Business

Cancer nonprofit founder says to dream big, ask for help along the way

Posted November 14, 2017 11:25 a.m. EST
Updated July 13, 2018 1:40 p.m. EDT

— When Peggy Carroll’s father was diagnosed with lung cancer, she describes her reaction as overwhelmingly motivated to help him fulfill his dreams.

“I had asked him specifically, ‘What is your bucket list?’” Carroll said. “And then I thought, one day I want to do this for other people too.”

In 2014, the dream became a reality when she founded the Fill Your Bucket List Foundation, based in Cary.

The organization grants wishes to adult cancer patients in North Carolina, with the goal to fulfill lifelong wishes and goals.

Since its founding, the team of 300 volunteers has fulfilled more than 50 North Carolinians’ wishes.

Carroll said the organization’s success has only been possible because of the Triangle’s tight-knit community and motivated volunteers.

“We’ve been so blessed by this community,” Carroll said. “I tell people all the time, the Triangle has been the perfect place to start the foundation. It’s a circle of angels helping other angels.”

In addition to the foundation, Carroll has worked 30 years in the pharmaceutical and biotechnology industries as an oncology patient advocate. She most recently joined Patient Alliances, LLC, as a managing partner.

“(The Foundation) is my heart, but through my work, I still get to help cancer patients every day, which is a blessing,” Carroll said.

The mother of two adult children has also executed many local and national cancer awareness campaigns such as the the Komen Race for the Cure and the Tour of Hope.

WRAL sat down with Carroll to discuss balancing multiple roles, finding your passion and the importance of community to individual success.

This conversation with Carroll was edited for clarity:

WRAL: It sounds like you have a passion for helping cancer patients. How did you develop that passion and turn it into a career?

PC: I actually had a friend pass away in college, and I didn’t realize it at the time, but that really shaped the direction of my life. We were so young, and I couldn’t comprehend even how hard that was on his family and friends, but I think it really ended up shaping my passion. And I was blessed that led to my career.

WRAL: How important for someone young is finding something that you love?

PC: You spend so much time working. So the closer you can get to something you love, the better. You also want to work in a job with people you like because you’re going to spend a lot of time with them.

I think it’s never too early to start exploring all the different options. Look for mentors and shadow people when you’re young to try to figure out what is something that you love. Always be open and know that things can change.

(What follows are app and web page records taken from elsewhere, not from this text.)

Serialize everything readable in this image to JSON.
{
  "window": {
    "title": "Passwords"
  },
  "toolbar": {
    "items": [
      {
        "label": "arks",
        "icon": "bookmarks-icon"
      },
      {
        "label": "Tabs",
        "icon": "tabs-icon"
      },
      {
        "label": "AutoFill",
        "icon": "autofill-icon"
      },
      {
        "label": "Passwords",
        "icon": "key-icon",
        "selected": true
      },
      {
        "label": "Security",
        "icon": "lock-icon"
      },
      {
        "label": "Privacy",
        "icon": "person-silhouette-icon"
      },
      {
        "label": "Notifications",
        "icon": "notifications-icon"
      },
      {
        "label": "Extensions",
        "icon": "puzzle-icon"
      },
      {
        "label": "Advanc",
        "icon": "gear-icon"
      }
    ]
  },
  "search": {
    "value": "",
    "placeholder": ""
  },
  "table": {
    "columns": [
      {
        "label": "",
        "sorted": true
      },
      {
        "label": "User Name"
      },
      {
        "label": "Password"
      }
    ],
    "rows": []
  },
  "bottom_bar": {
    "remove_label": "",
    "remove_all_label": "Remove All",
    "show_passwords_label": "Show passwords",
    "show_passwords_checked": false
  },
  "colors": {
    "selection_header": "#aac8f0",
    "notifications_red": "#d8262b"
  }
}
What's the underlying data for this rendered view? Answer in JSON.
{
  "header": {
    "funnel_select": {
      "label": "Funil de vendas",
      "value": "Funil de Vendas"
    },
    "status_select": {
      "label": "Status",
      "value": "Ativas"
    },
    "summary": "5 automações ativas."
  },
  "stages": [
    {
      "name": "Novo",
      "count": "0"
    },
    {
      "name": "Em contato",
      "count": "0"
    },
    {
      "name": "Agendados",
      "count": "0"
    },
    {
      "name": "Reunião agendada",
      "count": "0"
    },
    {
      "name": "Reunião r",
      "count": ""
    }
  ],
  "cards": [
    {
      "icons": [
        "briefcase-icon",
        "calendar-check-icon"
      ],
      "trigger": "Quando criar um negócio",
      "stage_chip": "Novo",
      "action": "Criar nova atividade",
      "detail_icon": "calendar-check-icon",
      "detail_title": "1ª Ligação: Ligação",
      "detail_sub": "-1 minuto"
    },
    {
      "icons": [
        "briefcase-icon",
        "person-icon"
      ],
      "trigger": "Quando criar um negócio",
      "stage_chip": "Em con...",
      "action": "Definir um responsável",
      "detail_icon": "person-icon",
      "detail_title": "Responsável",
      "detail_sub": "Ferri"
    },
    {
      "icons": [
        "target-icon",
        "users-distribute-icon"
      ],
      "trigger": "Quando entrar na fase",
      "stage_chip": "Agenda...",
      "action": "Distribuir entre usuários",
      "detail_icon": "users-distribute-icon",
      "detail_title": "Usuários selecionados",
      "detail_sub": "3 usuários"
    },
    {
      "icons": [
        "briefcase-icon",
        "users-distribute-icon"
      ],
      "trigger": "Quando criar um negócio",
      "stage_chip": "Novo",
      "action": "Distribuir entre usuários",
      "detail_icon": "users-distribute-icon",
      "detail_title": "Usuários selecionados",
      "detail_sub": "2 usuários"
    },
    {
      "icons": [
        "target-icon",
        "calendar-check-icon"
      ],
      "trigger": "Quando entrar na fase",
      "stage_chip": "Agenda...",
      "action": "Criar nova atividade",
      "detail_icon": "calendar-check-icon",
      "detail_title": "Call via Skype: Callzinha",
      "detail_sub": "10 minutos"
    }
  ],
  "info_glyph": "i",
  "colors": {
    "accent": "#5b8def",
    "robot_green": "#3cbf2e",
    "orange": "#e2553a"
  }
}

Each experience molds you for the next experience in your life.

WRAL: How do you think your gender has affected your career?

PC: I think my gender definitely have allowed me to mentor other women and talk about how you can be a mom and have a successful career. You just have to surround yourself with a great support system. I’m also a single mom, so I’ve done all this by myself. It’s important to know that you can do it all, but you don’t have to be perfect at it all. I’m juggling multiple priorities every single day, so I surround myself with people who can help me.

WRAL: What are important qualities to have in launching a successful career?

PC: Flexibility is so important. You should be open to change and consider different opportunities because you never know what might be the next great fit. Dream big, because whatever you believe you can accomplish you absolutely can. I think sometimes we’re limited by what we believe we can do.

Ask for help. A lot of women are afraid to ask for help, but it’s not a sign of weakness. It’s a sign of community.

WRAL: What is your hope for the next generation of women?

PC: I hope that the next generation of women is empowered and realize that they have unlimited opportunities to be incredible family members, mothers and professionals without feeling so conflicted with their schedules.

WRAL: Do you think today’s companies support women?

PC: I think in my 35 years of working, it has improved dramatically. When I started, I was one of the few females even working at the company. I think it’s improving all the time. And I think companies are starting to “get it.”

And I always say look for companies who do “get it” because they are out there. You should be able to have all of your dreams.

WRAL: Do you feel having female leaders and voices in decision making is important?

PC: Absolutely. They bring a different mindset to the table and different experiences. I think diversity of any kind in a team is a blessing because you learn so much from each other, and you can carry out a lot of different perspectives in everything that you’re doing.